Virginia Tech and CNRE offer plenty of opportunities for finding your people and making new connections.
More resources to help you succeed
Check out some additional resources for finding your niche and accomplishing your goals. More scholarship opportunities for CNRE students are listed on the Scholarships page.
Advising Center: Your CNRE advisor can help you choose and register for courses, consider major options, find hands-on learning opportunities, and ensure you are progressing toward graduation.
Louis Stokes Alliance for Minority Participation (LSAMP): LSAMP offers a College Transition Program, research funding, career development assistance, and faculty mentors, all with the overall goal of encouraging more students to pursue and persist in Science, Technology, Engineering, and Mathematics (STEM) fields.
Minorities in Agriculture, Natural Resources, and Related Sciences (MANRRS): This student organization promotes careers in agriculture, natural resources, and related sciences by providing scholarship, research, and networking opportunities.

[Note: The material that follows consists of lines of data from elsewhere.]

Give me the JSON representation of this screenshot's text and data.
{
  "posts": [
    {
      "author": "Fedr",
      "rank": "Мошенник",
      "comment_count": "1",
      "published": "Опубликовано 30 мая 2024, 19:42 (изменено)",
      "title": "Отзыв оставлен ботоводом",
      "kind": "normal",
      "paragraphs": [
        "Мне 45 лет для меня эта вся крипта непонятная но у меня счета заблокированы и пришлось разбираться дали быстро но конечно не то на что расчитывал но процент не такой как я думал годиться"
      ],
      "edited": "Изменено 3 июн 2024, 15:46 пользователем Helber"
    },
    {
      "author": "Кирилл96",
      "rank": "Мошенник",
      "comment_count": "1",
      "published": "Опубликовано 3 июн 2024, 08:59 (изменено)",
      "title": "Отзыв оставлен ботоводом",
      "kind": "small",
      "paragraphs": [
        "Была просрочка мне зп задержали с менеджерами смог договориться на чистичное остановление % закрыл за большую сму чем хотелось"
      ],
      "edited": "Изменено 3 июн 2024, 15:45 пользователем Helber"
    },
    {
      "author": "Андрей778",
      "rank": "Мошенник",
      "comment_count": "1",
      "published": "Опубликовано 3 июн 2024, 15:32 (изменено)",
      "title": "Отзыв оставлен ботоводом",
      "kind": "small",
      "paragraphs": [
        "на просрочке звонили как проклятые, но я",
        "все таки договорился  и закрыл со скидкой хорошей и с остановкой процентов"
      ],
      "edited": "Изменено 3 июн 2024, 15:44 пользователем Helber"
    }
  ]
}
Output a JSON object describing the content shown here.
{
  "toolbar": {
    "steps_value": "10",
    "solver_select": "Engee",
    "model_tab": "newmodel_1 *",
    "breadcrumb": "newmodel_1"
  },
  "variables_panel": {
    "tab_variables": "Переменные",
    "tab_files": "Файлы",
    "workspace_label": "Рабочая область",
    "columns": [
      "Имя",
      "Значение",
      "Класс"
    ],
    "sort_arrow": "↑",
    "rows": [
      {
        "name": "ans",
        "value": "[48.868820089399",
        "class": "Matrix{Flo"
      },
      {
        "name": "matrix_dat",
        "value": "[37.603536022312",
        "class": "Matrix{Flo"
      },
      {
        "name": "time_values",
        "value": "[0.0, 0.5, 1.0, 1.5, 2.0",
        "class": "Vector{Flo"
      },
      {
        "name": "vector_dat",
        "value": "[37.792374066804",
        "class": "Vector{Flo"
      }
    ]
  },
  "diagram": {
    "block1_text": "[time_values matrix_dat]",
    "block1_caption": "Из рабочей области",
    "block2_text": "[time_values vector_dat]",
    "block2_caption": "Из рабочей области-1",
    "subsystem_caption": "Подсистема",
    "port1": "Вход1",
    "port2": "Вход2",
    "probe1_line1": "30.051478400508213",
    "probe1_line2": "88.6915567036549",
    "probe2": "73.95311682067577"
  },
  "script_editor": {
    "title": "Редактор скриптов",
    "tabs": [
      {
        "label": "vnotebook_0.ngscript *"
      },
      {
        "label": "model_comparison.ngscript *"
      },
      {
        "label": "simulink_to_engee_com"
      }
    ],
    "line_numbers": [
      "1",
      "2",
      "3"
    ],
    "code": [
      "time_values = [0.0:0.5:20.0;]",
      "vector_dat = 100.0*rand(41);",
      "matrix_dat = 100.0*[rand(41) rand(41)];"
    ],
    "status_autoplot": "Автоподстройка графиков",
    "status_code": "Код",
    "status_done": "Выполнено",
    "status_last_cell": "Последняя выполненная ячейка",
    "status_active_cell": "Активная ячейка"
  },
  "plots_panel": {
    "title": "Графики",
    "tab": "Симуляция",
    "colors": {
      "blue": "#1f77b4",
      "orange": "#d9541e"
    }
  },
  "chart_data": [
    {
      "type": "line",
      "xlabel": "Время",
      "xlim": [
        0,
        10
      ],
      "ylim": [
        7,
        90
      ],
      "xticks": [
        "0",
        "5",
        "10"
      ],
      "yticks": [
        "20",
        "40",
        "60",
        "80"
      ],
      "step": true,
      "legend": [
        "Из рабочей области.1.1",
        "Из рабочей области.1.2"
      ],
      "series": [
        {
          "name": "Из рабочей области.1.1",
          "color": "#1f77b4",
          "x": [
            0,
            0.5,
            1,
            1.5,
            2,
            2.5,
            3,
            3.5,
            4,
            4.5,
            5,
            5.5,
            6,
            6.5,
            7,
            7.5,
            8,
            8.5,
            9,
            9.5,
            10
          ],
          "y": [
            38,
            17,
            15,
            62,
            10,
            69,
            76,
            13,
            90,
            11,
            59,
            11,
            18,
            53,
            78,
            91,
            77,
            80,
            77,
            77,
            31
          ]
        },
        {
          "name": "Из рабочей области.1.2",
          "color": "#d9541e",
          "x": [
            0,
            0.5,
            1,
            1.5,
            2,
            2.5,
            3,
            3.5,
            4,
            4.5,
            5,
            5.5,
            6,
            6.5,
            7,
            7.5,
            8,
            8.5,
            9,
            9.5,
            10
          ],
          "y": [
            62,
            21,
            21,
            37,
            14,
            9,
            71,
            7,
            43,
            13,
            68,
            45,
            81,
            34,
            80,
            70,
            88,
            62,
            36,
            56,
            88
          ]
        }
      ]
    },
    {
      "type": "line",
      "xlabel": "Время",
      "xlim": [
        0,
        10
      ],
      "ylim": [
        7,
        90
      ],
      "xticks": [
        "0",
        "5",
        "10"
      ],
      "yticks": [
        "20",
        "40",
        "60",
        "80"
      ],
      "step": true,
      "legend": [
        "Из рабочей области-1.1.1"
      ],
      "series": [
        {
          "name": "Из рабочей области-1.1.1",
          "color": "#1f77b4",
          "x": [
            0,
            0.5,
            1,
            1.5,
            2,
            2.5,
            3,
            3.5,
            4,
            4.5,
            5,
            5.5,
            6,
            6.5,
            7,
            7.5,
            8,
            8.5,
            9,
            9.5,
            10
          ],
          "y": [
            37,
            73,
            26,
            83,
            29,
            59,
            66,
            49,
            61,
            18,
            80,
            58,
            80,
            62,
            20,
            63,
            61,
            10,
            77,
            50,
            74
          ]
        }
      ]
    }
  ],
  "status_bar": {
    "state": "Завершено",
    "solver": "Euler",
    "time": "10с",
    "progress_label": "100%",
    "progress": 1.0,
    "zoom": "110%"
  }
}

Student Success Center: Virginia Tech’s Student Success Center offers tutoring, peer coaching, and seminars on academic success, and spearheads the Black Male Excellence Network.
Services for Students with Disabilities (SDD): If you need access to facilitative technologies and programming, an advocate to help you navigate or participate in some aspect of campus life, assistance with transition into the workplace, or other types of services, contact SSD.
ExperienceVT: Don’t just come to Virginia Tech, ExperienceVT! We encourage you to explore, practice, and live the Aspirations for Student Learning to make this experience your own and become your best self — both inside and outside of the classroom.
InclusiveVT: As an institution and as individuals, we are committed to the university motto Ut Prosim (That I May Serve) in the spirit of community, diversity, and excellence. Learn more about events and programs like the Principles of Community Week.
Living-Learning Programs: These unique housing options integrate what you study, where you live, and who you live with, bringing together people with a common interest, experience, or outlook.
Hokie Wellness: We want all Hokies to be healthy and happy, so Hokie Wellness helps students make healthy decisions and live healthy lives by providing workshops, outreach, and individual consultations.
Beyond Boundaries Scholars: Launched in 2016, this scholarship program is designed to encourage the enrollment of high-achieving students from underserved communities.
Dean’s Diversity Assistantships: These funding opportunities assist underrepresented students who are pursuing master’s and doctoral degrees but did not attend Virginia Tech as undergraduates.
McNair Assistantships: These one-year assistantships provide funding to master’s and doctoral students who participated in the McNair Scholars Program as undergraduates.
Multicultural Academic Opportunities Program (MAOP): This program assists both undergraduate and graduate students in their transition to Virginia Tech by providing academic, emotional, social, and financial support.
Still in high school? Experience life as a Hokie and get ready to apply
In addition to our regular campus tours and CNRE info session, you might want to consider: